Each fall throughout the years, I have given various tips for preparing for the long, cold winter ahead, and among them, here are some that are top of mind.
For the lawn, rather than gathering leaves and lawn clippings in bags, cut the leaves while dry with your lawnmower into dime-sized pieces. They will fall among the blades of grass where they will decompose and nourish the lawn over the winter. Bagging them is such a waste of nutrients!
Also outside, remember to disconnect all garden hoses and drain the water that remains in the faucets. Water that remains can freeze and cause pipes to burst as the ice expands. If you don’t have frost-proof faucets, turn off the shut-off valve inside your home.
Remember, your roof is your first line of defense in protecting your home throughout the winter season. Without your roof functioning in good condition, water damage can occur which in turn can cause deterioration to insulation, wood and drywall, making electrical, plumbing and HVAC systems vulnerable. It’s better to proactively deal with repairs in the fall than to discover a leaky roof during a snowstorm.
When all the leaves have fallen, it’s time to clean out gutters and downspouts, flush them with water, inspect joints, and tighten brackets if needed. Clogged gutters are one of the major causes of ice dams. Replace old or damaged gutters with new ones that have built-in leaf guards.
This kind of advice is easy to dole out, but very honestly, for safety’s sake, I have never once been on a ladder to the second story of any home I’ve owned. Scratch that. It’s not for safety’s sake. It’s my fear of heights. No matter the reason, it’s always a good idea to have a roofing professional or handyman check out the condition of your roof.
It’s also a good idea to extend downspouts three or four feet to take water away from the foundation of the house.
On ground level, I have checked weather stripping and caulking on doors and windows, walking around examining the areas where window, door, and corner trim meet the siding, caulking any gaps I’ve found.
Inside the home, winter’s goal is having a home that is well-insulated, devoid of drafts which occur when cold air seeps in from the outside or when warm air exits. Having always lived in older homes, I’ve probably used every trick in the book to supplement inadequate insulation until it could be upgraded. Among them, and my favorite, has been the frequent use of draft snakes at the foot of doors to keep drafts at bay between rooms.

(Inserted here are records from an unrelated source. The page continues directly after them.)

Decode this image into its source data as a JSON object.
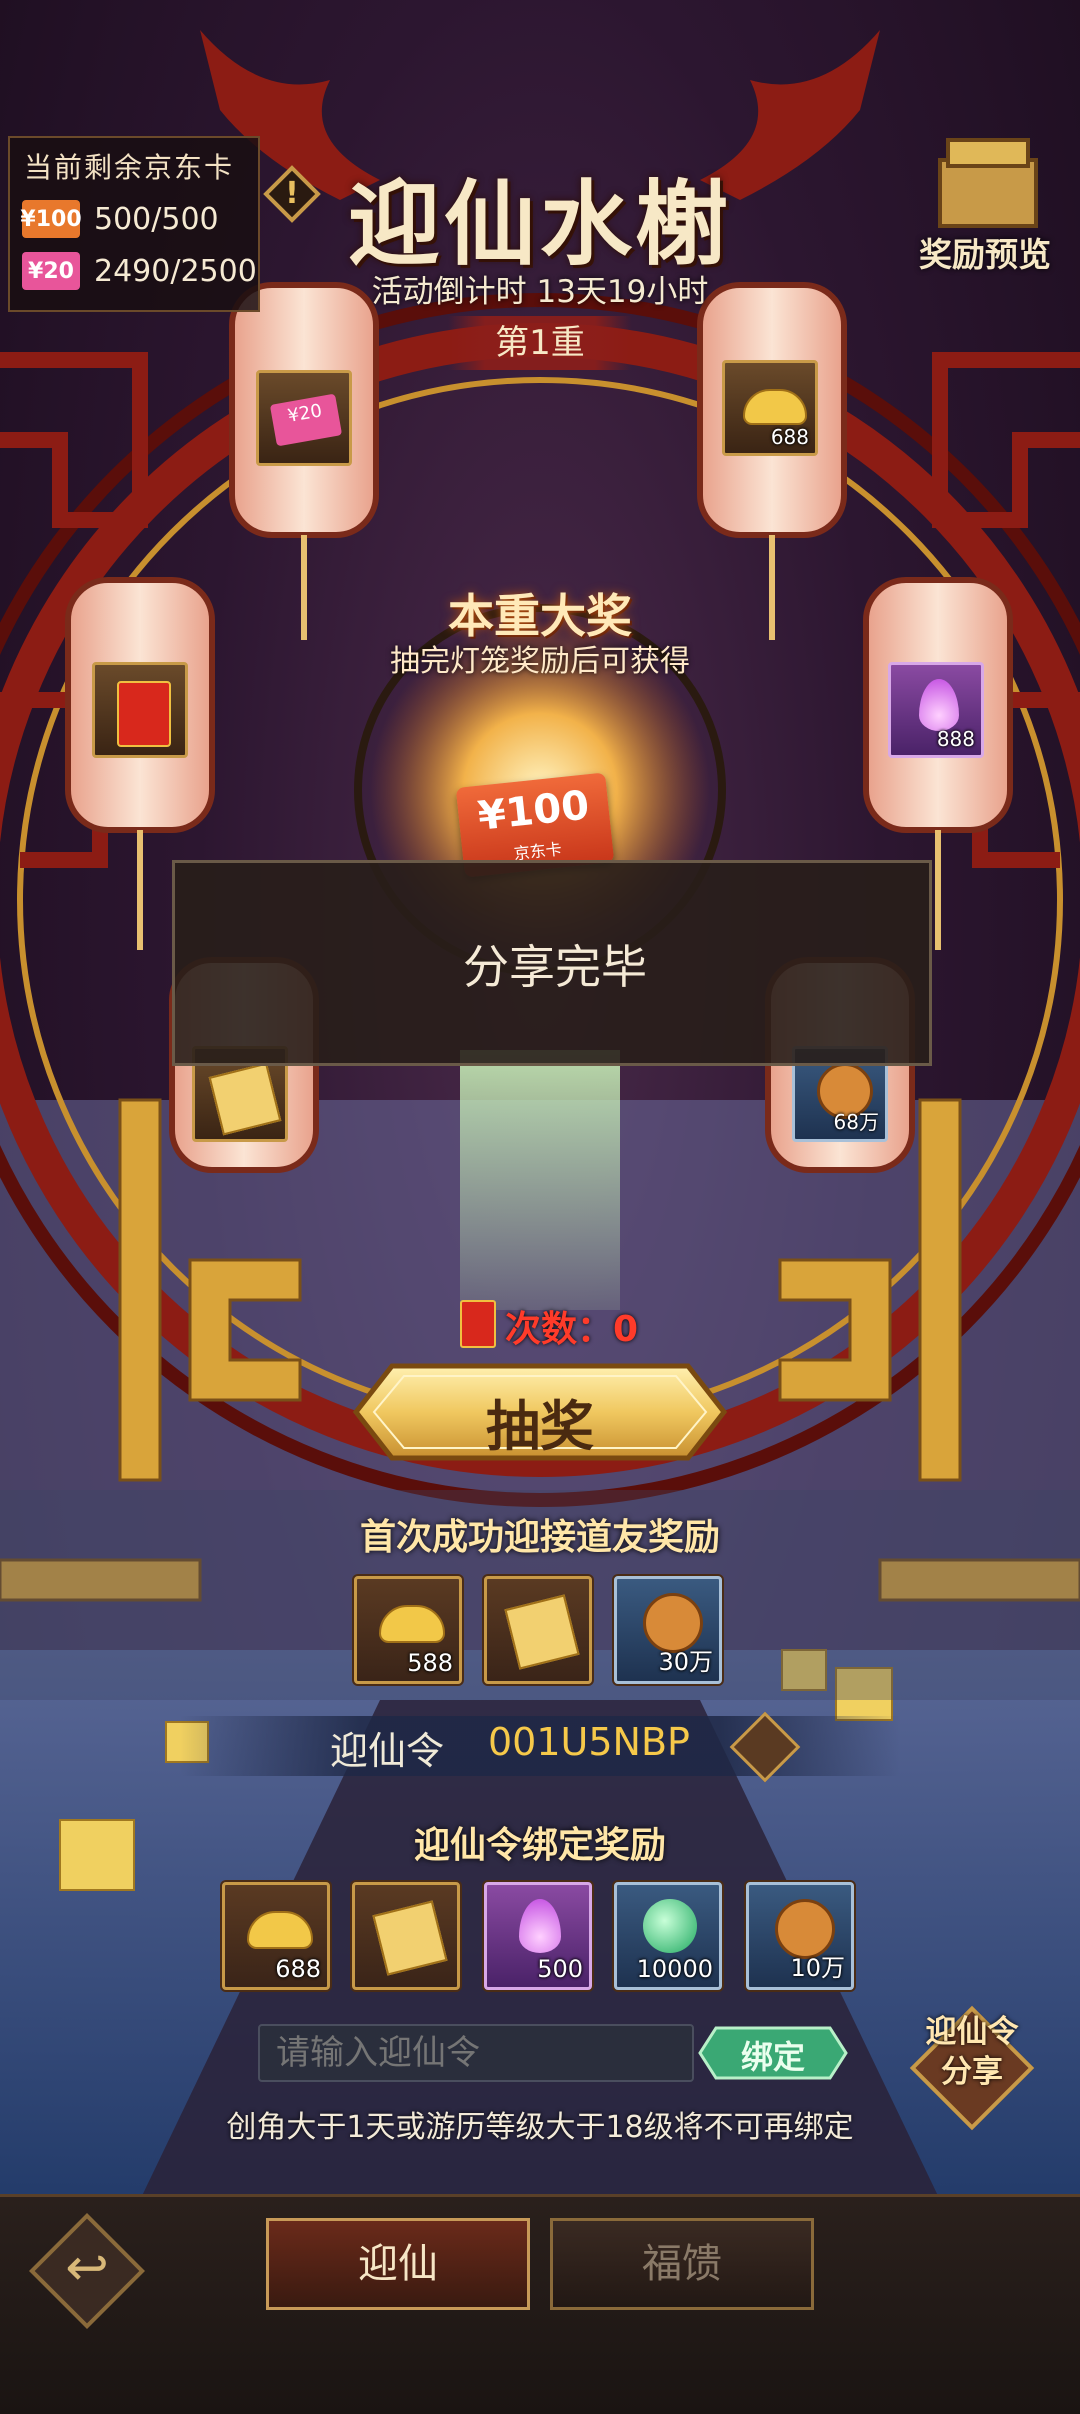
{
  "card_panel": {
    "title": "当前剩余京东卡",
    "cards": [
      {
        "chip": "¥100",
        "value": "500/500",
        "color": "#e8782c"
      },
      {
        "chip": "¥20",
        "value": "2490/2500",
        "color": "#e8559a"
      }
    ]
  },
  "header": {
    "title": "迎仙水榭",
    "countdown": "活动倒计时 13天19小时",
    "tier": "第1重",
    "preview_label": "奖励预览"
  },
  "grand_prize": {
    "title": "本重大奖",
    "subtitle": "抽完灯笼奖励后可获得",
    "card_text": "¥100",
    "card_sub": "京东卡"
  },
  "lanterns": [
    {
      "icon": "jd-card-20-icon",
      "chip": "¥20",
      "count": ""
    },
    {
      "icon": "gold-ingot-icon",
      "count": "688"
    },
    {
      "icon": "red-envelope-icon",
      "count": ""
    },
    {
      "icon": "purple-flame-icon",
      "count": "888"
    },
    {
      "icon": "gold-ticket-icon",
      "count": ""
    },
    {
      "icon": "copper-coin-icon",
      "count": "68万"
    }
  ],
  "toast": {
    "text": "分享完毕"
  },
  "draw": {
    "count_label": "次数：0",
    "button_label": "抽奖"
  },
  "first_reward": {
    "title": "首次成功迎接道友奖励",
    "items": [
      {
        "icon": "gold-ingot-icon",
        "count": "588",
        "style": "gold"
      },
      {
        "icon": "gold-ticket-icon",
        "count": "",
        "style": "gold"
      },
      {
        "icon": "copper-coin-icon",
        "count": "30万",
        "style": "blue"
      }
    ]
  },
  "invite_code": {
    "label": "迎仙令",
    "value": "001U5NBP"
  },
  "bind_reward": {
    "title": "迎仙令绑定奖励",
    "items": [
      {
        "icon": "gold-ingot-icon",
        "count": "688",
        "style": "gold"
      },
      {
        "icon": "gold-ticket-icon",
        "count": "",
        "style": "gold"
      },
      {
        "icon": "purple-flame-icon",
        "count": "500",
        "style": "purple"
      },
      {
        "icon": "green-orb-icon",
        "count": "10000",
        "style": "blue"
      },
      {
        "icon": "copper-coin-icon",
        "count": "10万",
        "style": "blue"
      }
    ],
    "input_placeholder": "请输入迎仙令",
    "bind_button": "绑定",
    "warning": "创角大于1天或游历等级大于18级将不可再绑定"
  },
  "share_code_button": "迎仙令分享",
  "bottom_tabs": [
    {
      "label": "迎仙",
      "active": true
    },
    {
      "label": "福馈",
      "active": false
    }
  ],
  "colors": {
    "gold": "#e9b955",
    "red_frame": "#8c1c14",
    "accent_text": "#f6c94a"
  }
}
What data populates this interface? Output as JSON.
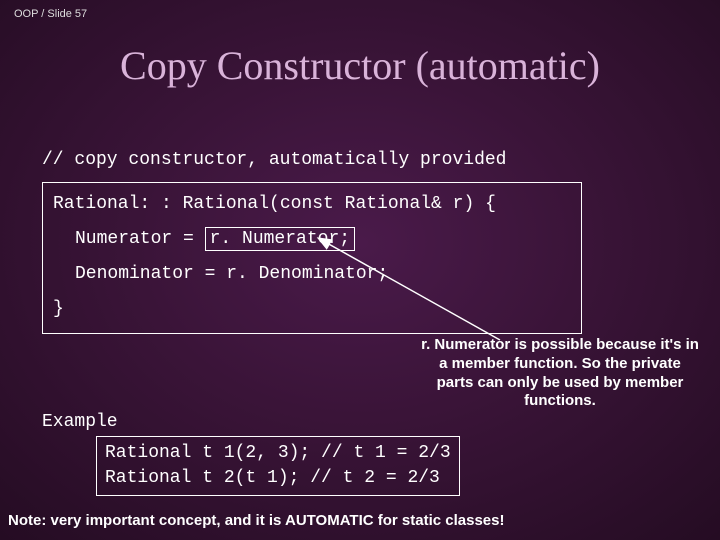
{
  "breadcrumb": "OOP / Slide 57",
  "title": "Copy Constructor (automatic)",
  "code": {
    "comment": "// copy constructor, automatically provided",
    "line1a": "Rational: : Rational(const Rational& r) {",
    "line2a": "Numerator = ",
    "line2box": "r. Numerator;",
    "line3": "Denominator = r. Denominator;",
    "line4": "}"
  },
  "annotation": "r. Numerator is possible because it's in a member function.\nSo the private parts can only be used by member functions.",
  "example": {
    "label": "Example",
    "l1": "Rational t 1(2, 3); // t 1 = 2/3",
    "l2": "Rational t 2(t 1);  // t 2 = 2/3"
  },
  "footnote": "Note: very important concept, and it is AUTOMATIC for static classes!"
}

The draft snake was adopted during the Great Depression era as one of the easiest ways to cut back on energy waste. You can make one on your own by simply rolling up a towel or filling up a pouch of fabric with either sand or kitty litter. There are many on the market, however, which can lend craft charm to the winter indoor landscape, even though you have to nudge them out of the way when that door has to be opened and closed. It’s worth the bother in heat saving, however.
To read the rest of this column, click here. Bill Primavera is a Realtor® associated with William Raveis Real Estate and Founder of Primavera Public Relations, Inc., the longest running public relations agency in Westchester (www.PrimaveraPR.com). His real estate site is www.PrimaveraRealEstate.com, and his blog is www.TheHomeGuru.com. To engage the services of The Home Guru to market your home for sale, call (914) 522-2076.